Brrr. It is -11F / -23C this morning.
Seems like a good time warm up the computer with an apologtics fail: The Strawman Atheist.
The definition of atheism is a lack of a belief in one or more deities. That’s it. It is not a claim. I don’t believe in Kali because I’ve seen no evidence for her, despite millions of her worshippers.
It turns out that is a pretty tough position to argue against (no position at all). Therefore, apologists will attempt to make all sorts of strawman arguments, most often centred around their own religious beliefs, or shifting the burden of proof. (Strawmanning is itself a logical fallacy, but often includes other fallacies within that one.)
Strawmanning doesn’t necessarily require an assertion. One example is “you can’t prove (my particular) god exists, therefore atheism is untrue/a religion just like mine.”
Unfortunately, many of those who identify as agnostics add (unwittingly) ammunition to this argument, which religious apologists have appropriated to strawman both agnosticism and atheism. Some atheists also add to the confusion with “you can’t prove a negative.” (You can, if you can get that negative defined, such as the claim “I don’t believe there are any black swans.” All you have to do is produce a black swan to debunk the negative claim. Atheism is not a negative claim, it is the lack of acceptance of a positive claim.)
Agnosticism doesn’t speak to what you believe . . . it speaks to what you know. (I do not know if a god exists or not, or I cannot know.) Most atheists are agnostics.
The problem is that many of those who identify as agnostics because they are scared of the word “atheist” (sometimes with good reason considering how atheists are treated in this country) try to portray agnosticism as some sort of middle ground; “I don’t know and you don’t either.” (Does the agnostic believe in a god? Worship one? Pray to one? No? Then that agnostic is behaving as an atheist.)
That might be portrayed as:
~~Theist ********* Agnostic ********* Atheist
Where the agnostic claims the “rational” middle ground. That is a false portrayal, as atheists aren’t claiming any belief either.

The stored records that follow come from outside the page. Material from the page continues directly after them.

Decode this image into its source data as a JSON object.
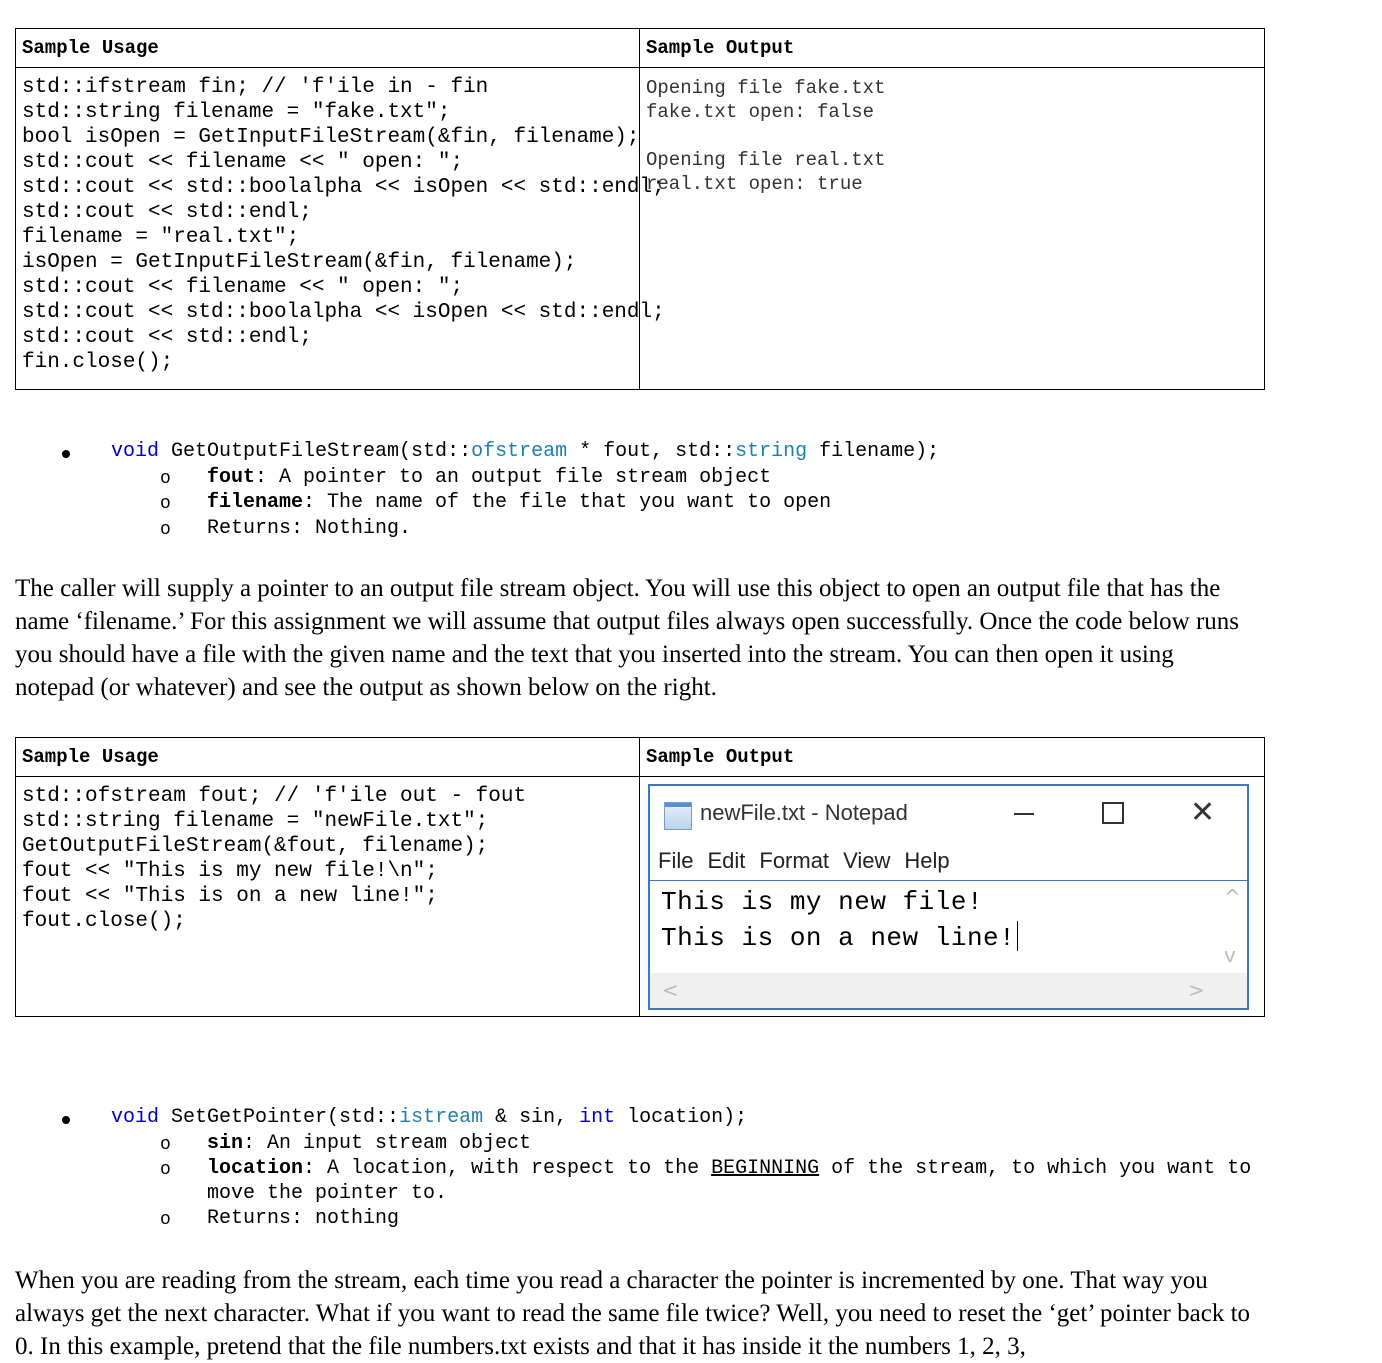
{
  "table1": {
    "header_left": "Sample Usage",
    "header_right": "Sample Output",
    "code": [
      "std::ifstream fin; // 'f'ile in - fin",
      "std::string filename = \"fake.txt\";",
      "bool isOpen = GetInputFileStream(&fin, filename);",
      "std::cout << filename << \" open: \";",
      "std::cout << std::boolalpha << isOpen << std::endl;",
      "std::cout << std::endl;",
      "filename = \"real.txt\";",
      "isOpen = GetInputFileStream(&fin, filename);",
      "std::cout << filename << \" open: \";",
      "std::cout << std::boolalpha << isOpen << std::endl;",
      "std::cout << std::endl;",
      "fin.close();"
    ],
    "output": [
      "Opening file fake.txt",
      "fake.txt open: false",
      "",
      "Opening file real.txt",
      "real.txt open: true"
    ]
  },
  "func1": {
    "sig_kw": "void",
    "sig_a": " GetOutputFileStream(std::",
    "sig_type1": "ofstream",
    "sig_b": " * fout, std::",
    "sig_type2": "string",
    "sig_c": " filename);",
    "params": [
      {
        "name": "fout",
        "desc": ": A pointer to an output file stream object"
      },
      {
        "name": "filename",
        "desc": ": The name of the file that you want to open"
      }
    ],
    "returns": "Returns: Nothing."
  },
  "para1": "The caller will supply a pointer to an output file stream object. You will use this object to open an output file that has the name ‘filename.’ For this assignment we will assume that output files always open successfully. Once the code below runs you should have a file with the given name and the text that you inserted into the stream. You can then open it using notepad (or whatever) and see the output as shown below on the right.",
  "table2": {
    "header_left": "Sample Usage",
    "header_right": "Sample Output",
    "code": [
      "std::ofstream fout; // 'f'ile out - fout",
      "std::string filename = \"newFile.txt\";",
      "GetOutputFileStream(&fout, filename);",
      "fout << \"This is my new file!\\n\";",
      "fout << \"This is on a new line!\";",
      "fout.close();"
    ],
    "notepad": {
      "title": "newFile.txt - Notepad",
      "menu": [
        "File",
        "Edit",
        "Format",
        "View",
        "Help"
      ],
      "lines": [
        "This is my new file!",
        "This is on a new line!"
      ],
      "close_glyph": "✕",
      "up_glyph": "^",
      "down_glyph": "v",
      "left_glyph": "<",
      "right_glyph": ">"
    }
  },
  "func2": {
    "sig_kw": "void",
    "sig_a": " SetGetPointer(std::",
    "sig_type1": "istream",
    "sig_b": " & sin, ",
    "sig_kw2": "int",
    "sig_c": " location);",
    "param1_name": "sin",
    "param1_desc": ": An input stream object",
    "param2_name": "location",
    "param2_desc_a": ": A location, with respect to the ",
    "param2_emph": "BEGINNING",
    "param2_desc_b": " of the stream, to which you want to",
    "param2_desc_c": "move the pointer to.",
    "returns": "Returns: nothing"
  },
  "para2": "When you are reading from the stream, each time you read a character the pointer is incremented by one. That way you always get the next character. What if you want to read the same file twice? Well, you need to reset the ‘get’ pointer back to 0. In this example, pretend that the file numbers.txt exists and that it has inside it the numbers 1, 2, 3,",
  "bullet_glyph": "o"
}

Agnosticism speaks to what you know, not what you believe or accept. (a- no or not, gnostic- holding knowledge)
As such, religious apologists have hijacked that agnostic model to assert that atheism is a religion. (That is, until the atheist wants to assert his or her religious rights, then the apologist switches back to “atheism is not a religion.”)
The correct model would be a 2x2 grid:
Gnostic Theist: Theist who knows a deity exists (the majority of believers)
||Agnostic Theist: Theist who does not know if a deity exists (certain strains of deism fit here as well)
Gnostic Atheist: Atheist who knows a deity does not exist (anti-theist)
||Agnostic Atheist: Atheist who does not know if a deity exists (the majority of atheists)|
Then there are other strawmen (there are as many strawmen as there are apologists, apparently there is a loaner bank of logical fallacies).
One is that “atheists don’t believe in (my) god because they just want to sin.” Sin is a religious offence against a deity. Sin is not a concept in atheism, therefore “wanting to sin” is a strawman. (That also speaks to the claim “atheists have no morals.”)
An interesting one (I’ve only heard this one from fundamentalist Christians) is that “atheists are possessed by demons and blinded to God’s word” (that one is a regular). Demons have not been demonstrated of course, any more than a deity has. That’s an interesting take on the New Testament, which claims in multiple passages that anyone can accept what’s written there. (If demons were controlling atheists, that creates a whole tangle of contradictions with the NT, and also speaks to the question of the omnipotence of God.)
Demons have been used to argue against more than atheism though: Demons were also used to argue for the source of epilepsy. In the Middle Ages, that was grounds to kill you. By the XIX Century it was grounds to declare you “feebleminded” (a wide range of disorders including epilepsy in that definition), and place you in a psychiatric institution (1 Thessalonians 5:14, though such institutions hardly met the command of that verse to “comfort the feebleminded”), and ban marriage or procreation (eugenics, US Supreme Court Buck v. Bell, 1927, never overturned so sterilisation, institutions, and marriage bans could in theory be applied today).
Demons were used to justify the behaviour of runaway slaves in the USA in the XIX Century. “Demon” seems to be “something I don’t like that doesn’t comport with my assertion of a deity.”
The strawman from the theist-agnostic-atheist model is used to assert that atheists have the burden of proof to show a theist’s deity does not exist. That shifting of the burden of proof of a claim (a god exists) is much easier on the theist if the theist can assert an atheist is making a claim a god does not exist. (Frequently an atheist can debunk attributes of a claimed god if the atheist can get the believer to actually describe their god, but that’s another story.)